One of WPP’s strategies is to form internal networks of its companies to offer specialist services. For example, CommonHealth combines all the WPP companies with expertise in healthcare communications to make an organisation that WPP claims is "the largest healthcare communications resource in the world". Its services range through "advertising, consumer promotion, public relations, medical education, and the latest interactive technologies". Its established clients include Pharmacia & Upjohn, Procter and Gamble and Astra Zeneca.
So what is the significance of this concentration of ownership in the communication services industry? Is it, as the Guardian newspaper suggests, simply that the advertising and PR industries are catching up with the consolidation binge of transnational corporations? "Having lagged behind the companies they serve for more than a decade, ad agencies … rushed to buy, or be bought, in an often bewilderingly rapid feeding frenzy." Does it matter that four of the world’s largest public relations firms are now owned by the same corporation? Is WPP just a holding company formed to make money? Or does it have more colourful possibilities? Could it be a potential power house, a huge propaganda machine, with the reach and coordinated skills in people manipulation that might allow it to rule the hearts and minds of the entire global population?
Some ad men and PR flacks have long dreamed of such a tool. Even back in the early 1980’s, when J. Walter Thomson was small fry compared to its WPP parent today, one of its executives went on record musing: "We have within our hands the greatest aggregate means of mass education and persuasion the world has ever seen – namely, the channels of advertising communication … We have power. Why do we not use it?"
WPP is a UK-based company. This means that when Hill and Knowlton masterminded the Kuwaiti campaign to sell the Gulf War to the American public the owners of this highly effective propaganda machine were residing in another country. Should this give some pause for thought? Does it demonstrate a certain potential for the future exercise of global political power. It goes without saying that the power to manipulate democratic political processes through managing public opinion, which Hill and Knowlton demonstrated years ago, is trifling compared to the potential power now residing in integrated conglomerates like WPP and Omnicom.
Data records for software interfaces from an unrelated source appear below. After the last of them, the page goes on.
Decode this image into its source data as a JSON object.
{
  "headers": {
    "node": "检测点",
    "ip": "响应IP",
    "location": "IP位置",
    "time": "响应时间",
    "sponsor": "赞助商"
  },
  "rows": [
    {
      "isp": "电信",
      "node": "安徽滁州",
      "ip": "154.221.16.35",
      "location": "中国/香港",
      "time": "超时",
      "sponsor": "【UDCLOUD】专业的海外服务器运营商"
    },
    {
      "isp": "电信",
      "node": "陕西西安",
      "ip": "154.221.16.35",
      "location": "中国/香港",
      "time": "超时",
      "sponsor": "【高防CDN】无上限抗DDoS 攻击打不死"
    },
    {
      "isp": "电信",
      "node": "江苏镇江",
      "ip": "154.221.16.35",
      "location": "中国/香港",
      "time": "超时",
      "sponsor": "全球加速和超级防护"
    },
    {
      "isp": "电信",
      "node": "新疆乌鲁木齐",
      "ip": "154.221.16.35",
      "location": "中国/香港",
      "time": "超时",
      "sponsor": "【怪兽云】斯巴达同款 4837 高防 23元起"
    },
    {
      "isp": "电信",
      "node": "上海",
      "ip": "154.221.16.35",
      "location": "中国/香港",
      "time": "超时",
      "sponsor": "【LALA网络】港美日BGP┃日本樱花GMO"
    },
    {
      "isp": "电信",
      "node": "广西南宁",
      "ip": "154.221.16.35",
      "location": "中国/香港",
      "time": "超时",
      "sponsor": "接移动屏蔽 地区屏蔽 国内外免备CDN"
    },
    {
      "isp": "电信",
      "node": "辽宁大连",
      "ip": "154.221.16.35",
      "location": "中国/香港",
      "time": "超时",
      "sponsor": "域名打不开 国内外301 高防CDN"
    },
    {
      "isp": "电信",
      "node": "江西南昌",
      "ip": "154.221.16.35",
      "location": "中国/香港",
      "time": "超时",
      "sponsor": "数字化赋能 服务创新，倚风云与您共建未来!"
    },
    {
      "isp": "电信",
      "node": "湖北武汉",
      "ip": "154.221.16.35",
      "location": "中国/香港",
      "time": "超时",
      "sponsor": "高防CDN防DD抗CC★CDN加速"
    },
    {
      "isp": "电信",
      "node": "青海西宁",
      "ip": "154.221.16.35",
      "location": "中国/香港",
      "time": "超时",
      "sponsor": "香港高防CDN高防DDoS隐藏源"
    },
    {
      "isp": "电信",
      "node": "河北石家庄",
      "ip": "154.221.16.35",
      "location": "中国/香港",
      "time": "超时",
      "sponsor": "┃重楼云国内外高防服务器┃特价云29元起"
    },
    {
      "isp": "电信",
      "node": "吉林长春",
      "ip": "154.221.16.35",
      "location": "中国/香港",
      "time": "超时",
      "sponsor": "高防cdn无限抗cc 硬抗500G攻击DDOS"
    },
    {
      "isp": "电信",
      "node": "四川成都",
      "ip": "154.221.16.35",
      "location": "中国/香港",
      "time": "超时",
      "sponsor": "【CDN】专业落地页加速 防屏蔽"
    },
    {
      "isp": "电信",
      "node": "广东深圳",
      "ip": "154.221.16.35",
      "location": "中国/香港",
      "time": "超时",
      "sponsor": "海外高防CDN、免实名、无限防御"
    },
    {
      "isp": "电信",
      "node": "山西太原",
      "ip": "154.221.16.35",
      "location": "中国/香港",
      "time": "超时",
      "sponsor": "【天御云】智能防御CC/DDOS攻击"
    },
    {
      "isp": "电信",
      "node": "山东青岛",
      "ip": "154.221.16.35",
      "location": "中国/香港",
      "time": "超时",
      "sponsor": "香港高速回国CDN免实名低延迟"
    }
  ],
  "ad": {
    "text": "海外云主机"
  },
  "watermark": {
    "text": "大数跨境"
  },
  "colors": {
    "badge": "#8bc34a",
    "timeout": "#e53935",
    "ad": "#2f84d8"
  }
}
Sorrell himself, is a somewhat enigmatic figure. He is reported to have a grandness of vision that isn’t reflected in either his diminutive stature or his modest self-appraisal: "he once famously described himself as ‘a dull, boring little clerk’". (But this was before he received a knighthood last year and became Sir Martin). The chairman of the WPP Board is perhaps more familiar. Remember Hamish Maxwell? He was the chairman and CEO of Philip Morris from 1978 to 1991. During the heady 1980s, when tobacco money was busy with corporate takeovers, Maxwell played a leading role. He oversaw Philip Morris’s acquisitions of General Foods, Kraft and several other major consumer goods firms. Maxwell has been chairman of WPP since 1996.